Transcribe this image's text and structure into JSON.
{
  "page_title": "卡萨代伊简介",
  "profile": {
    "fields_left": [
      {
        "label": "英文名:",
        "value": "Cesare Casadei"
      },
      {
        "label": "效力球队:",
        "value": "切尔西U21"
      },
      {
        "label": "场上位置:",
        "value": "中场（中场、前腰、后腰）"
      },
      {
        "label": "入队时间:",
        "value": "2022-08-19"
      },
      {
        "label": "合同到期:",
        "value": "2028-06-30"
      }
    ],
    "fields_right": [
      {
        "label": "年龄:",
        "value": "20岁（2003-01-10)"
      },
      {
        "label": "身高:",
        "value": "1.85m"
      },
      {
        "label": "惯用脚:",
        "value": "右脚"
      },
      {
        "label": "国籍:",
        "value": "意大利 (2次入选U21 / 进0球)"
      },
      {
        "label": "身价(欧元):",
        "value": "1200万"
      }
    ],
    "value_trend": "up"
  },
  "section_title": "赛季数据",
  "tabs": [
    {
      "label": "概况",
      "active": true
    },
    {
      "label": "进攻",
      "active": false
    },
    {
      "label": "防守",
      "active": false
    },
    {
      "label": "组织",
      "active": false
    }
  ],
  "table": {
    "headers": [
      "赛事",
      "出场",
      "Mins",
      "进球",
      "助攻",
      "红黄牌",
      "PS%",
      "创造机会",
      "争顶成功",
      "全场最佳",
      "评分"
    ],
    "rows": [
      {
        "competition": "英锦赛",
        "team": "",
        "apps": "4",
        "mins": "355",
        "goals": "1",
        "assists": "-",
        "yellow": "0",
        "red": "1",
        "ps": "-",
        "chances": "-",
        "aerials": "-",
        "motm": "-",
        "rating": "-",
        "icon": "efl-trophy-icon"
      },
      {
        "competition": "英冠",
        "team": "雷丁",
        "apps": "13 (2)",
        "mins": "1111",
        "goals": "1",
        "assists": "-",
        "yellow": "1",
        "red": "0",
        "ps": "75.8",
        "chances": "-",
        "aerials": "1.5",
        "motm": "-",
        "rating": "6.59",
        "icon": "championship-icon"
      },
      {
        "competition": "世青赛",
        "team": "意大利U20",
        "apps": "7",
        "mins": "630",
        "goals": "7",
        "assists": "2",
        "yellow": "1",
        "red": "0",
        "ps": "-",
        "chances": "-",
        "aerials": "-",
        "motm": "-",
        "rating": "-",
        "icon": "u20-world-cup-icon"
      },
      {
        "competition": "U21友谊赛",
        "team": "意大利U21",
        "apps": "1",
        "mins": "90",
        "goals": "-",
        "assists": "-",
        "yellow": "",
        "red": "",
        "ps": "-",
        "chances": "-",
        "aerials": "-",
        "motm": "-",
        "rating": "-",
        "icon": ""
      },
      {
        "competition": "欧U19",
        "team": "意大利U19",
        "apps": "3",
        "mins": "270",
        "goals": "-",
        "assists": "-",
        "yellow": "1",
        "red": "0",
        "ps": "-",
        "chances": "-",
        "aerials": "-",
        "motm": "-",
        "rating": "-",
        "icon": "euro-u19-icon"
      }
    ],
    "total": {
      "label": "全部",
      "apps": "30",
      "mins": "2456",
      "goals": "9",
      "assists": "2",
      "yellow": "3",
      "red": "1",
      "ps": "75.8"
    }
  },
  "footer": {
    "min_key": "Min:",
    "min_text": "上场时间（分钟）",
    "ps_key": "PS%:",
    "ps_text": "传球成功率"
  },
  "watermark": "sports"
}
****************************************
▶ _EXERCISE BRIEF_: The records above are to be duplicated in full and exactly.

▶ _REPLY_:
Transcribe this image's text and structure into JSON.
{
  "page_title": "卡萨代伊简介",
  "profile": {
    "fields_left": [
      {
        "label": "英文名:",
        "value": "Cesare Casadei"
      },
      {
        "label": "效力球队:",
        "value": "切尔西U21"
      },
      {
        "label": "场上位置:",
        "value": "中场（中场、前腰、后腰）"
      },
      {
        "label": "入队时间:",
        "value": "2022-08-19"
      },
      {
        "label": "合同到期:",
        "value": "2028-06-30"
      }
    ],
    "fields_right": [
      {
        "label": "年龄:",
        "value": "20岁（2003-01-10)"
      },
      {
        "label": "身高:",
        "value": "1.85m"
      },
      {
        "label": "惯用脚:",
        "value": "右脚"
      },
      {
        "label": "国籍:",
        "value": "意大利 (2次入选U21 / 进0球)"
      },
      {
        "label": "身价(欧元):",
        "value": "1200万"
      }
    ],
    "value_trend": "up"
  },
  "section_title": "赛季数据",
  "tabs": [
    {
      "label": "概况",
      "active": true
    },
    {
      "label": "进攻",
      "active": false
    },
    {
      "label": "防守",
      "active": false
    },
    {
      "label": "组织",
      "active": false
    }
  ],
  "table": {
    "headers": [
      "赛事",
      "出场",
      "Mins",
      "进球",
      "助攻",
      "红黄牌",
      "PS%",
      "创造机会",
      "争顶成功",
      "全场最佳",
      "评分"
    ],
    "rows": [
      {
        "competition": "英锦赛",
        "team": "",
        "apps": "4",
        "mins": "355",
        "goals": "1",
        "assists": "-",
        "yellow": "0",
        "red": "1",
        "ps": "-",
        "chances": "-",
        "aerials": "-",
        "motm": "-",
        "rating": "-",
        "icon": "efl-trophy-icon"
      },
      {
        "competition": "英冠",
        "team": "雷丁",
        "apps": "13 (2)",
        "mins": "1111",
        "goals": "1",
        "assists": "-",
        "yellow": "1",
        "red": "0",
        "ps": "75.8",
        "chances": "-",
        "aerials": "1.5",
        "motm": "-",
        "rating": "6.59",
        "icon": "championship-icon"
      },
      {
        "competition": "世青赛",
        "team": "意大利U20",
        "apps": "7",
        "mins": "630",
        "goals": "7",
        "assists": "2",
        "yellow": "1",
        "red": "0",
        "ps": "-",
        "chances": "-",
        "aerials": "-",
        "motm": "-",
        "rating": "-",
        "icon": "u20-world-cup-icon"
      },
      {
        "competition": "U21友谊赛",
        "team": "意大利U21",
        "apps": "1",
        "mins": "90",
        "goals": "-",
        "assists": "-",
        "yellow": "",
        "red": "",
        "ps": "-",
        "chances": "-",
        "aerials": "-",
        "motm": "-",
        "rating": "-",
        "icon": ""
      },
      {
        "competition": "欧U19",
        "team": "意大利U19",
        "apps": "3",
        "mins": "270",
        "goals": "-",
        "assists": "-",
        "yellow": "1",
        "red": "0",
        "ps": "-",
        "chances": "-",
        "aerials": "-",
        "motm": "-",
        "rating": "-",
        "icon": "euro-u19-icon"
      }
    ],
    "total": {
      "label": "全部",
      "apps": "30",
      "mins": "2456",
      "goals": "9",
      "assists": "2",
      "yellow": "3",
      "red": "1",
      "ps": "75.8"
    }
  },
  "footer": {
    "min_key": "Min:",
    "min_text": "上场时间（分钟）",
    "ps_key": "PS%:",
    "ps_text": "传球成功率"
  },
  "watermark": "sports"
}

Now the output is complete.